God doesn’t promise we’ll live lives free of suffering. He promises that he loves us, that he will be with us. He promises a counsellor who will comfort us. I think it’s accepting pain as a part of life and accepting that God understands that pain. Look at Jesus’ life, it wasn’t exactly a walk in the park! It’s accepting that, no matter how much we might doubt it, God does love us, and I assume that, one day, it’ll sink in… hopefully.
RJ: How has becoming a parent affected your depression?
KWR: I really struggled the first four months. It was so hard, so overwhelming and so permanent! I wanted this child, but he’s here for ever! It is very isolating. Mummy friends, I have discovered, are the best thing in the world. I have never in my life made friends so quickly because you just have all these conversations about poo, sick, breastfeeding and everything. I go home and all I’ve talked about is poo and sick and I feel so good!
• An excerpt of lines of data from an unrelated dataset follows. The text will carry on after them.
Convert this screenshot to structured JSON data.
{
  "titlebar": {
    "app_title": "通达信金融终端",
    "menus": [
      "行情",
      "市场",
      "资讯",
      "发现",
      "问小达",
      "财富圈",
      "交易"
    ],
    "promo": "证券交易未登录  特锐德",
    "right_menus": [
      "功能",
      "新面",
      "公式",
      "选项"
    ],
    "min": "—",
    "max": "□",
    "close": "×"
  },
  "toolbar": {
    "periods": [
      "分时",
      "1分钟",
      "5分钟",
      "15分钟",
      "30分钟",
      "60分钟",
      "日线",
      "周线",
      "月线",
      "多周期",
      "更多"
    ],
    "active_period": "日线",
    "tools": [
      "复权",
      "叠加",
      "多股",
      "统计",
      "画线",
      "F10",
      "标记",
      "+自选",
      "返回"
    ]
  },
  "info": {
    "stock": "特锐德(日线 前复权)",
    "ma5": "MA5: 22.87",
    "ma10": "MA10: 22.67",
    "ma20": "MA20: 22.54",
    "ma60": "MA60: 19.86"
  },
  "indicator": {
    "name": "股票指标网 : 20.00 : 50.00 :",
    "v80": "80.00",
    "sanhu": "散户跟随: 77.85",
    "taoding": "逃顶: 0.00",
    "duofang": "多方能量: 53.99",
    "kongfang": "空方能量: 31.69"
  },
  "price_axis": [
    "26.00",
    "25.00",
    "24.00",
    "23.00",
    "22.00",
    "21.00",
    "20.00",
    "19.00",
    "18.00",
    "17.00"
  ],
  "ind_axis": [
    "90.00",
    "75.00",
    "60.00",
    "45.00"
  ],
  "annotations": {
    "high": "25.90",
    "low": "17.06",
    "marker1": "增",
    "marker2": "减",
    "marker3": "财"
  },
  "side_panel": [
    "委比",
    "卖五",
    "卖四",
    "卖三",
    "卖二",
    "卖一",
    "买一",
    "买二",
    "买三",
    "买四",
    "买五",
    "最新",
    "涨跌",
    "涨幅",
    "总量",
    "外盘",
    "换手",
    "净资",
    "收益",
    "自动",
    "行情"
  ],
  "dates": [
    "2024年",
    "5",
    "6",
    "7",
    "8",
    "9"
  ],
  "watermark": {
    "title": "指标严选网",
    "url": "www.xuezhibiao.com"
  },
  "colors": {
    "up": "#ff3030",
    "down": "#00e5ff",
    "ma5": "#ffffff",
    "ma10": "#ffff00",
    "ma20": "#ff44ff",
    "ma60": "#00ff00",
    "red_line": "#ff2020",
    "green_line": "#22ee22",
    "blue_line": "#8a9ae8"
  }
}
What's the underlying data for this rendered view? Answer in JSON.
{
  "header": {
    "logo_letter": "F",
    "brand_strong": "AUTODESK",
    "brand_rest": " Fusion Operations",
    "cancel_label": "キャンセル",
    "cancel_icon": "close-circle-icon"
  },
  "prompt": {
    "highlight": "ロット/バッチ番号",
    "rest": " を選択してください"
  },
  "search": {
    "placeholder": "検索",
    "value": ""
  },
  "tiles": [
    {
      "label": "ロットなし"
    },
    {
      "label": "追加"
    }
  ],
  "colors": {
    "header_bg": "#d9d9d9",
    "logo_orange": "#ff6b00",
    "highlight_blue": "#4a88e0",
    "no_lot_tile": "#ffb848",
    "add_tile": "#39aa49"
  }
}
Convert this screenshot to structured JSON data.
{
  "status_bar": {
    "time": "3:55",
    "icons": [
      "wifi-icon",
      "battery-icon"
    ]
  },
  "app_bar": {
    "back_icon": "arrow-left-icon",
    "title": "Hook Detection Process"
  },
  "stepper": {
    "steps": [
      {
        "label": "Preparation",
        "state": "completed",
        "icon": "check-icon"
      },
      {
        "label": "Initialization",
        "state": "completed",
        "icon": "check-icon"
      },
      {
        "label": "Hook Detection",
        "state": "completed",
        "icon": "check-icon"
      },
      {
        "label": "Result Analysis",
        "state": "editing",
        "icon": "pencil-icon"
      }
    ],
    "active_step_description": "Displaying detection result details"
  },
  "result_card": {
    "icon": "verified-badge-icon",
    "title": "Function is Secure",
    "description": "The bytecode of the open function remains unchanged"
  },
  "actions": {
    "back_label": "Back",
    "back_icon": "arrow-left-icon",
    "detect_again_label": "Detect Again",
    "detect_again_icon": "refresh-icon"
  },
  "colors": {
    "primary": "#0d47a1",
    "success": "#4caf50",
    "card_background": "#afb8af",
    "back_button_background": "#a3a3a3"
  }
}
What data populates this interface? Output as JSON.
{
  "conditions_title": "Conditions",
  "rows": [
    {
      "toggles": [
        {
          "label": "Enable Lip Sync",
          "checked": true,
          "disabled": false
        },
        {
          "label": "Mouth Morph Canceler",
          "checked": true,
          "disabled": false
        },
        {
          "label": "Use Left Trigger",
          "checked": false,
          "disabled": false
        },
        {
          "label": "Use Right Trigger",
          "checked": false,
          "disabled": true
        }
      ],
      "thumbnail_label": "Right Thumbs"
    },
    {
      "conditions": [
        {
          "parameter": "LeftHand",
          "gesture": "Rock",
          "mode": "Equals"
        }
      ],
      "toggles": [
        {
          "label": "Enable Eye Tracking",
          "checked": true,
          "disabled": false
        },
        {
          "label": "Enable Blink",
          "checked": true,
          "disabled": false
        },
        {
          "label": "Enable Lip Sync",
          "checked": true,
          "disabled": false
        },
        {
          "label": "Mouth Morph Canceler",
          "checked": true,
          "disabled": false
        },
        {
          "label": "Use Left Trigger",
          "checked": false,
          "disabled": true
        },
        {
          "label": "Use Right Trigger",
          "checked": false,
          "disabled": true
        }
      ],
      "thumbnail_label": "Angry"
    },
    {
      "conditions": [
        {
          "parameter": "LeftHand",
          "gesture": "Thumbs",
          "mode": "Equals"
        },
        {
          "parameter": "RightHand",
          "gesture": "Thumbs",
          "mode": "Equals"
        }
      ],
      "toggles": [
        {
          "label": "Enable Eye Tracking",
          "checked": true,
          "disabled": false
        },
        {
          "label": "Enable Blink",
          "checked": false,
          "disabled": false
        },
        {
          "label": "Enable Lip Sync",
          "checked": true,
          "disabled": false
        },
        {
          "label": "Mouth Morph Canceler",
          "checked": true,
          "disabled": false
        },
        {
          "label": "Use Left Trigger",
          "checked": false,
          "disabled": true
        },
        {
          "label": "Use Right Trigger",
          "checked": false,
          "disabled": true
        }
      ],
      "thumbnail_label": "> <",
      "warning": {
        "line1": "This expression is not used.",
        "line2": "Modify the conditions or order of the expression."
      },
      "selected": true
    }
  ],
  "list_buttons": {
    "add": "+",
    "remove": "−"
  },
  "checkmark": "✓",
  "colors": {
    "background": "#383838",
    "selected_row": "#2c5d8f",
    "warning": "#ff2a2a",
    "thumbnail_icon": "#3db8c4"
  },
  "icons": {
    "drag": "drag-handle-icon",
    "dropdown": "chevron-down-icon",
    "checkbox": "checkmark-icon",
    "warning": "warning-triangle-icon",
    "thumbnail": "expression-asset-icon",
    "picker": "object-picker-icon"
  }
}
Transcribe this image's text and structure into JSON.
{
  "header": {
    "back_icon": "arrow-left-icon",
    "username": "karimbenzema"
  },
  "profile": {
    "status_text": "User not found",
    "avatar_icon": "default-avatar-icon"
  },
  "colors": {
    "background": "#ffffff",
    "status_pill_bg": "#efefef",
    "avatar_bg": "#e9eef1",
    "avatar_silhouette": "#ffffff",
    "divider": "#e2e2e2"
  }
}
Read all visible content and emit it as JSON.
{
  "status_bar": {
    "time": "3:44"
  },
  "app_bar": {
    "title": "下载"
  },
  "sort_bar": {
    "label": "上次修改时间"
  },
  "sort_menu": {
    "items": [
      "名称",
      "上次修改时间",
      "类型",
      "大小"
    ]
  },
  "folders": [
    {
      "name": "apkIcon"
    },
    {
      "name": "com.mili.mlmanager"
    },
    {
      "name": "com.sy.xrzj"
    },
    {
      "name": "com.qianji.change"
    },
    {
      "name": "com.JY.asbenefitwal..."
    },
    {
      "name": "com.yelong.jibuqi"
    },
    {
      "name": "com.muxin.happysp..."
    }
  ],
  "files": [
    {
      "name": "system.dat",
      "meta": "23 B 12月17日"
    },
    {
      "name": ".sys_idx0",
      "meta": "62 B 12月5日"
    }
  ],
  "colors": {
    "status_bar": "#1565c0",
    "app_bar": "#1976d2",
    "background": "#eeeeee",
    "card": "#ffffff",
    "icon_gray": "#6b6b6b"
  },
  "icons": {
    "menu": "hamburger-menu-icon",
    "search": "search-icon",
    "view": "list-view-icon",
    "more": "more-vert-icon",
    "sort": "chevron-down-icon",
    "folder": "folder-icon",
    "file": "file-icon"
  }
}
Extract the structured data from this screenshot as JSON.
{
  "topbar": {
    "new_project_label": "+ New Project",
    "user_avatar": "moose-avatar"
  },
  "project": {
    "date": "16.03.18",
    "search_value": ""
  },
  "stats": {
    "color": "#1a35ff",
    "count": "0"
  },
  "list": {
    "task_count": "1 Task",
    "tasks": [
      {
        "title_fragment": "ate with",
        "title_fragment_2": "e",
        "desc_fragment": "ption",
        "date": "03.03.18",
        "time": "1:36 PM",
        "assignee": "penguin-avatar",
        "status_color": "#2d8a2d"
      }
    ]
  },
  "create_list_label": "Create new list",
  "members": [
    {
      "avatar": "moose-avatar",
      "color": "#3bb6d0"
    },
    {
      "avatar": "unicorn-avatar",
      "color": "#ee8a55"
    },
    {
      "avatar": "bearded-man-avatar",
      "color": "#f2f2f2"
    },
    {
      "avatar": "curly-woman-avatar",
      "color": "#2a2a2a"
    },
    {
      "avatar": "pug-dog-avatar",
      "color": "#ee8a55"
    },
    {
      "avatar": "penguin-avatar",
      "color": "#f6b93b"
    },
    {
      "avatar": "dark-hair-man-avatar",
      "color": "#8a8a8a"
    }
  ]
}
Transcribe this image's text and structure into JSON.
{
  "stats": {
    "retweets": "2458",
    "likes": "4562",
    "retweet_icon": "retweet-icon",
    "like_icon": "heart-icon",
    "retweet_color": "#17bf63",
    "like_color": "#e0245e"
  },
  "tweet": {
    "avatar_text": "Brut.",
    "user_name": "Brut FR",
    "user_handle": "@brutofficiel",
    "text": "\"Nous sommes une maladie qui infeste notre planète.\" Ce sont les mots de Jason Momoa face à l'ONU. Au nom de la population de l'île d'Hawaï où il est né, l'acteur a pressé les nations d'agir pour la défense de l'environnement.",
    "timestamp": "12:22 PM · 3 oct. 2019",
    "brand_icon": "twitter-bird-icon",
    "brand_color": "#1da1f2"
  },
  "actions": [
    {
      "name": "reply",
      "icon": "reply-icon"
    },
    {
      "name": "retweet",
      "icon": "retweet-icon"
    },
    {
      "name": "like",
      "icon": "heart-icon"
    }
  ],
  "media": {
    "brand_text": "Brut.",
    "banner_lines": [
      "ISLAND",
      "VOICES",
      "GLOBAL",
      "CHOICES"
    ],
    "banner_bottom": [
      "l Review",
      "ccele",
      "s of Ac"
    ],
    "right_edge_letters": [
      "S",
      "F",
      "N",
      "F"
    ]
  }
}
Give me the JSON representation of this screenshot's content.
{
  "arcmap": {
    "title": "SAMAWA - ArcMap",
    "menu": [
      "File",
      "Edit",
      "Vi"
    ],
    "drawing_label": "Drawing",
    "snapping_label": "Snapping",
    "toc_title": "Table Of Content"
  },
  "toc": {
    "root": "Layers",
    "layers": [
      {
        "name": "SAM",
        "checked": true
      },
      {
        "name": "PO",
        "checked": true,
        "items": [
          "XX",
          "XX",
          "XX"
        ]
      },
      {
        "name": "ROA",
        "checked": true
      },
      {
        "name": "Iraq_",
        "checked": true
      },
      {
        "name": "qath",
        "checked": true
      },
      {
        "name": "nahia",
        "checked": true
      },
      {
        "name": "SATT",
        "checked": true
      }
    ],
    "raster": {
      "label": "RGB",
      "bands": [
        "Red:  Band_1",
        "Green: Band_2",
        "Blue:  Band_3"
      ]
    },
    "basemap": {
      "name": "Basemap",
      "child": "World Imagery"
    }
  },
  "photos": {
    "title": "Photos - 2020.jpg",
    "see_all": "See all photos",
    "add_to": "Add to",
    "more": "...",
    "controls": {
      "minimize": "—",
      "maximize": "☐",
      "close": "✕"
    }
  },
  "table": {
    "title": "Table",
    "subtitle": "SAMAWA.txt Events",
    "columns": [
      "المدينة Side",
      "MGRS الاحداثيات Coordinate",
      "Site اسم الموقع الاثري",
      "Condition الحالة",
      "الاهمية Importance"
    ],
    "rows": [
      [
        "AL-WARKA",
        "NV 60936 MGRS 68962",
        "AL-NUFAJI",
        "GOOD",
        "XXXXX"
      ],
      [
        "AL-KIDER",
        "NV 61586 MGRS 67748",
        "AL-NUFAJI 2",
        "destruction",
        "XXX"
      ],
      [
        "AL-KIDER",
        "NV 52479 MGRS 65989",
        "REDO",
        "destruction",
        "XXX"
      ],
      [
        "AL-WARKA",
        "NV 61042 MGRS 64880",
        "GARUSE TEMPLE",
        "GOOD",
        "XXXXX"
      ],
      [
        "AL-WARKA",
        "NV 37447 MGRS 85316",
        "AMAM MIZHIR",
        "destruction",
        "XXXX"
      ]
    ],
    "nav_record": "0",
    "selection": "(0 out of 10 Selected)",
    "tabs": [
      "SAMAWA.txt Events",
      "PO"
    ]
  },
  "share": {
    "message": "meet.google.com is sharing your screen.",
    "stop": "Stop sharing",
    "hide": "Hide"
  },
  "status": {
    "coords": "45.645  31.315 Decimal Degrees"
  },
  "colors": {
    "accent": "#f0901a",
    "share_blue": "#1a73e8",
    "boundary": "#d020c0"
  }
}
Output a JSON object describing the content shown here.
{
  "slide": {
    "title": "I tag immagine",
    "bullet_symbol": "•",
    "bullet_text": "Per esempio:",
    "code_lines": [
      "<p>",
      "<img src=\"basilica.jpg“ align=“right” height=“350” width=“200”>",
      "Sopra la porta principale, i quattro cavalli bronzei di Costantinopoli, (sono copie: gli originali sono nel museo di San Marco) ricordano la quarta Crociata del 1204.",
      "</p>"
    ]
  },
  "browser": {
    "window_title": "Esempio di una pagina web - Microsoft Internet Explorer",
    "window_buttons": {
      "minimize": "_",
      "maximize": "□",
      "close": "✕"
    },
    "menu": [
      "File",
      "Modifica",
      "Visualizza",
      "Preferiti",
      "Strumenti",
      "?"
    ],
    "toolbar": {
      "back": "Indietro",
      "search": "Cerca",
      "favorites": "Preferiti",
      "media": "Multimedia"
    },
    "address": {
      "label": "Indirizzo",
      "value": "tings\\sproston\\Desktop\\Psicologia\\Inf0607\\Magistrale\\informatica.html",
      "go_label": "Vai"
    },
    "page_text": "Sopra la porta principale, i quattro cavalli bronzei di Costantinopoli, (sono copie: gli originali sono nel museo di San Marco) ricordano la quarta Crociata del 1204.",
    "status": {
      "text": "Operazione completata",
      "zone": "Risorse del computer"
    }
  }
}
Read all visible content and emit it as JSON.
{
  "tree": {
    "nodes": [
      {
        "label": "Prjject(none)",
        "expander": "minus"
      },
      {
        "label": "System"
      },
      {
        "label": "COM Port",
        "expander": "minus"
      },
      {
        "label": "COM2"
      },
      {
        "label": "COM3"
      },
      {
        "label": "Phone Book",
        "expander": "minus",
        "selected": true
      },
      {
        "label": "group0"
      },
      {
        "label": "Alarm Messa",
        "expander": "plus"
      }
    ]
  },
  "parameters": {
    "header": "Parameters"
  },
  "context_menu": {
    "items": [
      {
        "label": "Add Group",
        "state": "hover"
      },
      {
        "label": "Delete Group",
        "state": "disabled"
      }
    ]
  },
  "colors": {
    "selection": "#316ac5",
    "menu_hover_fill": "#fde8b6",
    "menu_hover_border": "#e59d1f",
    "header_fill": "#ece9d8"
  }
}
I think it really had a big effect on my mental health. My son is an absolute delight, I adore him. He is ridiculously cute and quite naughty, very cheeky and very stubborn. He might be a handful, but he brings me a lot of joy and he has shown me a lot about love and value when you don’t really contribute very much. I love him unconditionally and he does nothing other than roll around and bang his head! But there are so many things with parenting that are new and different, and you don’t really know what to do. My anxiety has been all over the place, my mood has been erratic at best. So it’s been a real challenge and a real joy for my mental health. Which is a complete contradiction, but that is what mental health is; it is just simply contradictions.